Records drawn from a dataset

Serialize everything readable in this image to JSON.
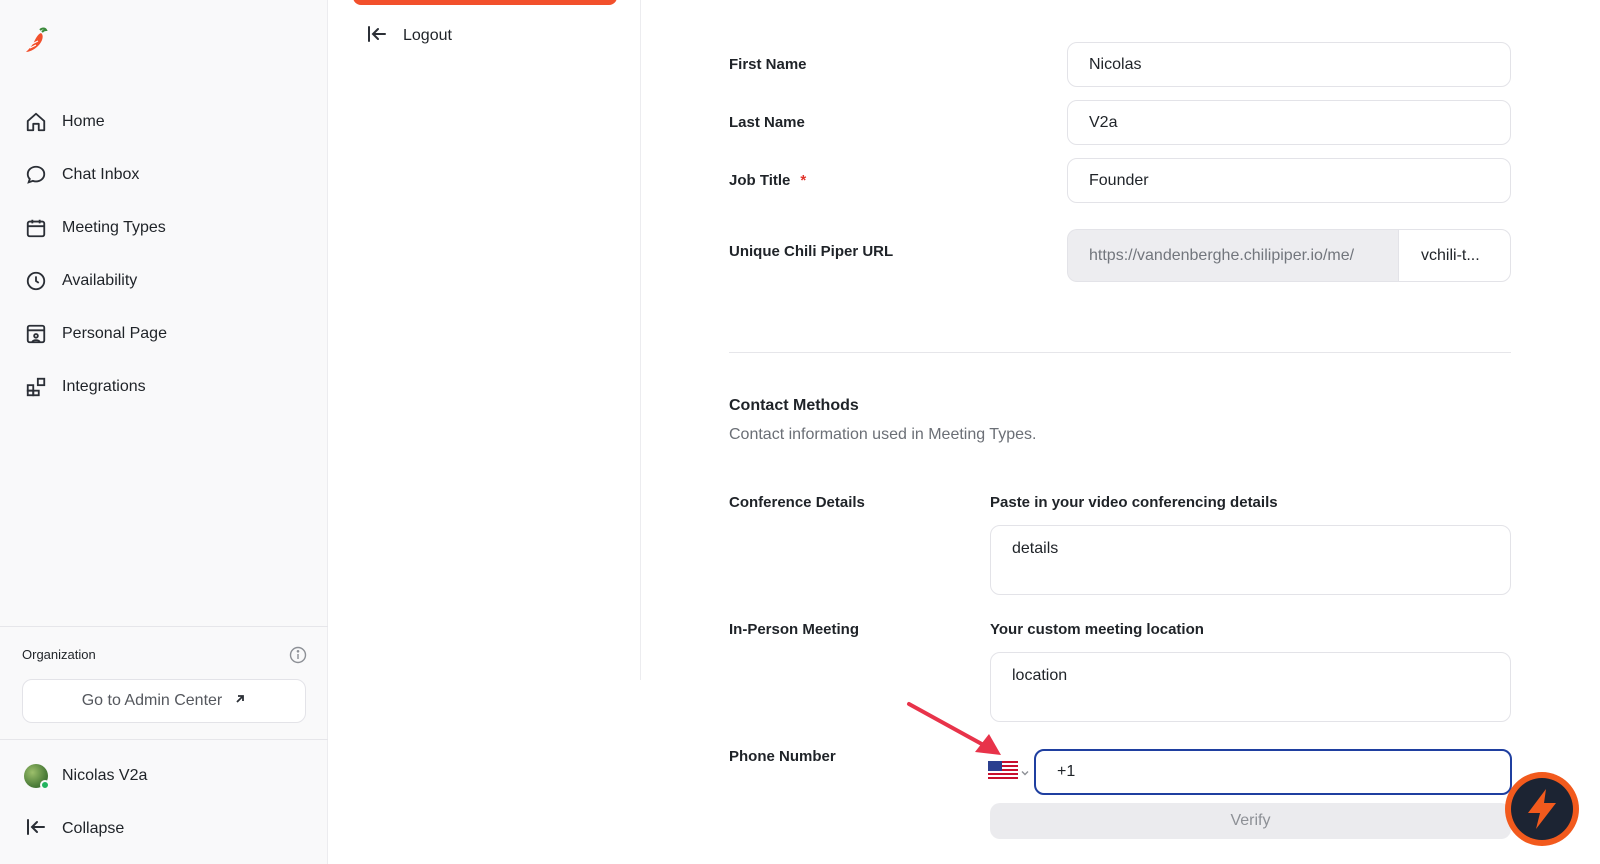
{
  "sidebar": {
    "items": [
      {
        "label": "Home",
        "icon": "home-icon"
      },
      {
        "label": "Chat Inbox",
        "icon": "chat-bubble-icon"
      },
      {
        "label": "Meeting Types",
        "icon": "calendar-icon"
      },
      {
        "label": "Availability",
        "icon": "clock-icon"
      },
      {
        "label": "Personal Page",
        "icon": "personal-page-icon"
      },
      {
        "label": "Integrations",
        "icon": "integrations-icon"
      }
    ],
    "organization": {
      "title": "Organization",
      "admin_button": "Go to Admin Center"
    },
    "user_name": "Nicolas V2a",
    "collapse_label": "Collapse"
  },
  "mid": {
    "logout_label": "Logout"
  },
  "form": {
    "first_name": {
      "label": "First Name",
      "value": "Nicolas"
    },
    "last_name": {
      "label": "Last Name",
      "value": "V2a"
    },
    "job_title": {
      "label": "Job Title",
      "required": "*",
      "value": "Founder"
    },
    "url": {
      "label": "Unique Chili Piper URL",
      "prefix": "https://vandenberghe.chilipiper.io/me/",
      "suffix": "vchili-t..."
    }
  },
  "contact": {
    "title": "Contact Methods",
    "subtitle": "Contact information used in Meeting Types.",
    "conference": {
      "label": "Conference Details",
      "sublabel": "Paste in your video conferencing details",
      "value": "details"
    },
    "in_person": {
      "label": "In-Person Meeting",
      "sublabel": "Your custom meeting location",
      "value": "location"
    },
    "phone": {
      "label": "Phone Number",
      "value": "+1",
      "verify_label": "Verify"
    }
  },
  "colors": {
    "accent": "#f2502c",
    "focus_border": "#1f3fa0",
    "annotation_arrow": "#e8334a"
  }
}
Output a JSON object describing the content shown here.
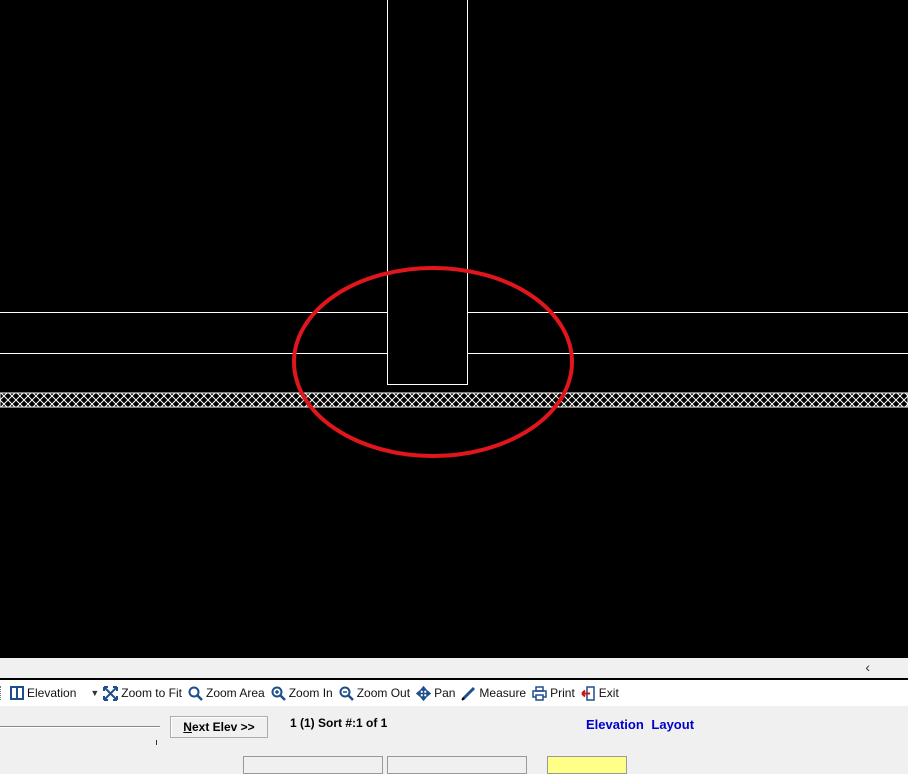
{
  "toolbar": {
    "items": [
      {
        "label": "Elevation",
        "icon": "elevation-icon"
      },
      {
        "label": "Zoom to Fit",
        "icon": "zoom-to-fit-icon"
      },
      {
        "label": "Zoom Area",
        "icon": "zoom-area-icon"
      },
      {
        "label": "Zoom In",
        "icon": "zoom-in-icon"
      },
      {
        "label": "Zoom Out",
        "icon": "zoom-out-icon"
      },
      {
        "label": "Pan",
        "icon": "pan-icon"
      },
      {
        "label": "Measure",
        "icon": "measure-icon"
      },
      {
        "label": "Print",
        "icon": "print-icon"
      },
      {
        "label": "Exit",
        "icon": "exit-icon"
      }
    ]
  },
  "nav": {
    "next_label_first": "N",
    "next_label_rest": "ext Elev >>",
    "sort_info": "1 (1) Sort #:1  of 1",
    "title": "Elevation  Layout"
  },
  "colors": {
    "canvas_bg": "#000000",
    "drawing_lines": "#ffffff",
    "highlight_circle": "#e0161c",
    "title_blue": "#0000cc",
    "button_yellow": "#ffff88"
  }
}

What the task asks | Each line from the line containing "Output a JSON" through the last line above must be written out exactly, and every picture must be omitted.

Task response |
Output a JSON object describing the content shown here.
{
  "toolbar": {
    "items": [
      {
        "label": "Elevation",
        "icon": "elevation-icon"
      },
      {
        "label": "Zoom to Fit",
        "icon": "zoom-to-fit-icon"
      },
      {
        "label": "Zoom Area",
        "icon": "zoom-area-icon"
      },
      {
        "label": "Zoom In",
        "icon": "zoom-in-icon"
      },
      {
        "label": "Zoom Out",
        "icon": "zoom-out-icon"
      },
      {
        "label": "Pan",
        "icon": "pan-icon"
      },
      {
        "label": "Measure",
        "icon": "measure-icon"
      },
      {
        "label": "Print",
        "icon": "print-icon"
      },
      {
        "label": "Exit",
        "icon": "exit-icon"
      }
    ]
  },
  "nav": {
    "next_label_first": "N",
    "next_label_rest": "ext Elev >>",
    "sort_info": "1 (1) Sort #:1  of 1",
    "title": "Elevation  Layout"
  },
  "colors": {
    "canvas_bg": "#000000",
    "drawing_lines": "#ffffff",
    "highlight_circle": "#e0161c",
    "title_blue": "#0000cc",
    "button_yellow": "#ffff88"
  }
}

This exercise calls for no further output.